[Your instructions]
The data below is to be returned in full and exactly.

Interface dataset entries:
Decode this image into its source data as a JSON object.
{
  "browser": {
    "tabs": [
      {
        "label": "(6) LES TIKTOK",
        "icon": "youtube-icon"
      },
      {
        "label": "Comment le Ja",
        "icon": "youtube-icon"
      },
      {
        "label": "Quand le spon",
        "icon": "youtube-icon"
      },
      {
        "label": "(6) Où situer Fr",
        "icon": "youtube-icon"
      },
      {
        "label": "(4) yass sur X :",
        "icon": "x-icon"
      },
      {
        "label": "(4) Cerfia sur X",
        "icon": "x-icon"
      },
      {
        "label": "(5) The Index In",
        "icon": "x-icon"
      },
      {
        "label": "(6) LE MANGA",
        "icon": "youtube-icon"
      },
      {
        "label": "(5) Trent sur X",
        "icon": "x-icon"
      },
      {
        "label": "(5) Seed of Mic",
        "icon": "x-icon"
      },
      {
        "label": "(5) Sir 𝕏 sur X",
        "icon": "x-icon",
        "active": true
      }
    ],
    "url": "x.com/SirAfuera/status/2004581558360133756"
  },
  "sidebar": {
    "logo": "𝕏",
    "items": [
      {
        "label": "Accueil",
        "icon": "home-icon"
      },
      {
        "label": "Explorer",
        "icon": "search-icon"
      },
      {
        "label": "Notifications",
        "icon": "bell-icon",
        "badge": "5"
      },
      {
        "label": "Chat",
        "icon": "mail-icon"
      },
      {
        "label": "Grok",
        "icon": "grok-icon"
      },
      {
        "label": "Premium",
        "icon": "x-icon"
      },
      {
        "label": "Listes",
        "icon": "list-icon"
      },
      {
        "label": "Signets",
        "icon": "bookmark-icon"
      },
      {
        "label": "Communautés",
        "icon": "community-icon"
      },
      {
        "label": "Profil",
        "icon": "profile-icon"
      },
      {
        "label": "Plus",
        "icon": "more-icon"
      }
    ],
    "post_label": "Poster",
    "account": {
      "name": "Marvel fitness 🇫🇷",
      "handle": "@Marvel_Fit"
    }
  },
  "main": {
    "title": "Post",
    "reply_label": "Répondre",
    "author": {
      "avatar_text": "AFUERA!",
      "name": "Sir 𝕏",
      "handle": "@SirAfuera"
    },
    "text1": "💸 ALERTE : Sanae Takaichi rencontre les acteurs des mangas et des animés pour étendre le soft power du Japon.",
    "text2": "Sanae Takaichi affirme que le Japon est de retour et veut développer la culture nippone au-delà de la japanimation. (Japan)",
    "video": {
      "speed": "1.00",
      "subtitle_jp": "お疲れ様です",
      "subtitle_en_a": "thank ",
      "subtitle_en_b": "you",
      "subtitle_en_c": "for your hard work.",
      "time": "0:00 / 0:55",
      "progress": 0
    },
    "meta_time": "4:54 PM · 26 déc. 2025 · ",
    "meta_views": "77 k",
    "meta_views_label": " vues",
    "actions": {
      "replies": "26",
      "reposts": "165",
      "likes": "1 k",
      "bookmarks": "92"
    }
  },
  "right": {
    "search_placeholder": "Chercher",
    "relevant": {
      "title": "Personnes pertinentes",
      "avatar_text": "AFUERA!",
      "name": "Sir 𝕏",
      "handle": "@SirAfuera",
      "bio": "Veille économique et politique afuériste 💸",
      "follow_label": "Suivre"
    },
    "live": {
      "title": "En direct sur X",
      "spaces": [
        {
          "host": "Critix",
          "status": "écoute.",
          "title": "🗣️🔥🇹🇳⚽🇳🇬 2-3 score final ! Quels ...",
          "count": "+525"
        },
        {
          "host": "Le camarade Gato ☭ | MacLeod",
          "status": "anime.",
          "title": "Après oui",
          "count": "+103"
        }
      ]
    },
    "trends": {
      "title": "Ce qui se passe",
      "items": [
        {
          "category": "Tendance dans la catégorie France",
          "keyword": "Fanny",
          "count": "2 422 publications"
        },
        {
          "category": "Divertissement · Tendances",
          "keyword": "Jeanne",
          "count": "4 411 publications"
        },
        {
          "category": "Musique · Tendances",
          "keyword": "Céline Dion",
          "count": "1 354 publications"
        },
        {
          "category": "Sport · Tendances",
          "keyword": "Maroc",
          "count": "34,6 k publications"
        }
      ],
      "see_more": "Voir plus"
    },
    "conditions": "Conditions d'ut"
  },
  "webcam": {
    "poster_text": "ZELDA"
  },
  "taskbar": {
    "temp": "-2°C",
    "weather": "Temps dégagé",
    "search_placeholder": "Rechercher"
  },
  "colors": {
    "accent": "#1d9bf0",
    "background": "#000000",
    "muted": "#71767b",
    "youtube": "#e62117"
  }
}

[Task answer]
Decode this image into its source data as a JSON object.
{
  "browser": {
    "tabs": [
      {
        "label": "(6) LES TIKTOK",
        "icon": "youtube-icon"
      },
      {
        "label": "Comment le Ja",
        "icon": "youtube-icon"
      },
      {
        "label": "Quand le spon",
        "icon": "youtube-icon"
      },
      {
        "label": "(6) Où situer Fr",
        "icon": "youtube-icon"
      },
      {
        "label": "(4) yass sur X :",
        "icon": "x-icon"
      },
      {
        "label": "(4) Cerfia sur X",
        "icon": "x-icon"
      },
      {
        "label": "(5) The Index In",
        "icon": "x-icon"
      },
      {
        "label": "(6) LE MANGA",
        "icon": "youtube-icon"
      },
      {
        "label": "(5) Trent sur X",
        "icon": "x-icon"
      },
      {
        "label": "(5) Seed of Mic",
        "icon": "x-icon"
      },
      {
        "label": "(5) Sir 𝕏 sur X",
        "icon": "x-icon",
        "active": true
      }
    ],
    "url": "x.com/SirAfuera/status/2004581558360133756"
  },
  "sidebar": {
    "logo": "𝕏",
    "items": [
      {
        "label": "Accueil",
        "icon": "home-icon"
      },
      {
        "label": "Explorer",
        "icon": "search-icon"
      },
      {
        "label": "Notifications",
        "icon": "bell-icon",
        "badge": "5"
      },
      {
        "label": "Chat",
        "icon": "mail-icon"
      },
      {
        "label": "Grok",
        "icon": "grok-icon"
      },
      {
        "label": "Premium",
        "icon": "x-icon"
      },
      {
        "label": "Listes",
        "icon": "list-icon"
      },
      {
        "label": "Signets",
        "icon": "bookmark-icon"
      },
      {
        "label": "Communautés",
        "icon": "community-icon"
      },
      {
        "label": "Profil",
        "icon": "profile-icon"
      },
      {
        "label": "Plus",
        "icon": "more-icon"
      }
    ],
    "post_label": "Poster",
    "account": {
      "name": "Marvel fitness 🇫🇷",
      "handle": "@Marvel_Fit"
    }
  },
  "main": {
    "title": "Post",
    "reply_label": "Répondre",
    "author": {
      "avatar_text": "AFUERA!",
      "name": "Sir 𝕏",
      "handle": "@SirAfuera"
    },
    "text1": "💸 ALERTE : Sanae Takaichi rencontre les acteurs des mangas et des animés pour étendre le soft power du Japon.",
    "text2": "Sanae Takaichi affirme que le Japon est de retour et veut développer la culture nippone au-delà de la japanimation. (Japan)",
    "video": {
      "speed": "1.00",
      "subtitle_jp": "お疲れ様です",
      "subtitle_en_a": "thank ",
      "subtitle_en_b": "you",
      "subtitle_en_c": "for your hard work.",
      "time": "0:00 / 0:55",
      "progress": 0
    },
    "meta_time": "4:54 PM · 26 déc. 2025 · ",
    "meta_views": "77 k",
    "meta_views_label": " vues",
    "actions": {
      "replies": "26",
      "reposts": "165",
      "likes": "1 k",
      "bookmarks": "92"
    }
  },
  "right": {
    "search_placeholder": "Chercher",
    "relevant": {
      "title": "Personnes pertinentes",
      "avatar_text": "AFUERA!",
      "name": "Sir 𝕏",
      "handle": "@SirAfuera",
      "bio": "Veille économique et politique afuériste 💸",
      "follow_label": "Suivre"
    },
    "live": {
      "title": "En direct sur X",
      "spaces": [
        {
          "host": "Critix",
          "status": "écoute.",
          "title": "🗣️🔥🇹🇳⚽🇳🇬 2-3 score final ! Quels ...",
          "count": "+525"
        },
        {
          "host": "Le camarade Gato ☭ | MacLeod",
          "status": "anime.",
          "title": "Après oui",
          "count": "+103"
        }
      ]
    },
    "trends": {
      "title": "Ce qui se passe",
      "items": [
        {
          "category": "Tendance dans la catégorie France",
          "keyword": "Fanny",
          "count": "2 422 publications"
        },
        {
          "category": "Divertissement · Tendances",
          "keyword": "Jeanne",
          "count": "4 411 publications"
        },
        {
          "category": "Musique · Tendances",
          "keyword": "Céline Dion",
          "count": "1 354 publications"
        },
        {
          "category": "Sport · Tendances",
          "keyword": "Maroc",
          "count": "34,6 k publications"
        }
      ],
      "see_more": "Voir plus"
    },
    "conditions": "Conditions d'ut"
  },
  "webcam": {
    "poster_text": "ZELDA"
  },
  "taskbar": {
    "temp": "-2°C",
    "weather": "Temps dégagé",
    "search_placeholder": "Rechercher"
  },
  "colors": {
    "accent": "#1d9bf0",
    "background": "#000000",
    "muted": "#71767b",
    "youtube": "#e62117"
  }
}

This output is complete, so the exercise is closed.